When we meet other people usually they see what we look like but we have to introduce ourselves. It’s in that moment before they know our name that we have the greatest singular power in the world, that we are simultaneously everyone and no one at the same time. It is probably one of the biggest unknowns ever, and in that moment before I give my name to another it also sparks that fear. When they know my name, it is like they have a piece of my essence.

But not everything has a name. Not everything can be categorized, can be neatly tucked away in a box, filed away for the future. Too many things are nameless and shapeless, endless reminders that we don’t really have power in this life. These unknowns haunt us like living, breathing specters waiting to expose us to the air where we will shrivel and die, shrieking for an impossible salvation that will not come.

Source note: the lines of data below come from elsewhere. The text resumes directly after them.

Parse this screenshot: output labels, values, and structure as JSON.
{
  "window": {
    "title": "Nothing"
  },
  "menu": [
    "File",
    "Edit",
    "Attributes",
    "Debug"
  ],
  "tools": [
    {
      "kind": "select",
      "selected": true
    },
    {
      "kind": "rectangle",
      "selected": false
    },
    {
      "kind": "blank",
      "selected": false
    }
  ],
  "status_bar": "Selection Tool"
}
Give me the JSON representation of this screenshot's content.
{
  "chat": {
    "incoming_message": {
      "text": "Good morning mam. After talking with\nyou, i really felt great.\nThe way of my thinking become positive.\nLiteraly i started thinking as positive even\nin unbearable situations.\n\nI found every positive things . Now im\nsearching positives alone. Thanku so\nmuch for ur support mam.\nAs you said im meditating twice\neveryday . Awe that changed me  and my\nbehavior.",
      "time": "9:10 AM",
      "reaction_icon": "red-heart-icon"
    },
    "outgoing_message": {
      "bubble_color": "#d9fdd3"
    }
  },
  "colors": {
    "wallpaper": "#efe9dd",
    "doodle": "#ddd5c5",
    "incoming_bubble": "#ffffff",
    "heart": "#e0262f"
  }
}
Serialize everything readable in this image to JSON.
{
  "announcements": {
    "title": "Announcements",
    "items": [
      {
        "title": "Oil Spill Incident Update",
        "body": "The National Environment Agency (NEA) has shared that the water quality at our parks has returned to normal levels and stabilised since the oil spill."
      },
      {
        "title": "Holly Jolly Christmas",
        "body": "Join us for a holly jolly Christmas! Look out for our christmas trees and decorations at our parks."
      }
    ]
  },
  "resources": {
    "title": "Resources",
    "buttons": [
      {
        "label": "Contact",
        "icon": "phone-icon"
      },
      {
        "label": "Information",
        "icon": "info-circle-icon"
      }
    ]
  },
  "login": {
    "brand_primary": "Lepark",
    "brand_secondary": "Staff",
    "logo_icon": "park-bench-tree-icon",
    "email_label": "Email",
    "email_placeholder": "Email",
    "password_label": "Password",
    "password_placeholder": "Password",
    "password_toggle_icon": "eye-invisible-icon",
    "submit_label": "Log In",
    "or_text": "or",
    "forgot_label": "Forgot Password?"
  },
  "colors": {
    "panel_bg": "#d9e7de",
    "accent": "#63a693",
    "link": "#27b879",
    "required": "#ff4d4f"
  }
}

So I fear the unknown. I fear the sudden nature of this life that can take away just as swiftly as it hands out. I fear the power that names have when they come to light, when they are no longer hidden behind artifice. I fear the reality of a life that cannot be scripted, no matter how often I try to put it together piece by piece like a giant puzzle. All of these fears come home to roost. They keep me up at night, waiting, nervous and fractured. They remind me that I am essentially powerless, and that I always will be.

And that’s okay. Life isn’t meant to be scripted. Not every second of every day needs to be planned out, and contingencies set. The best parts of life are lived in the margins, in the unknowns and help shape us for the better, even if we don’t like them at the time. Life is an unnamed masterpiece sitting on a far wall. We just need to move a little closer to make it out.


Blog at WordPress.com.

Up ↑

%d bloggers like this: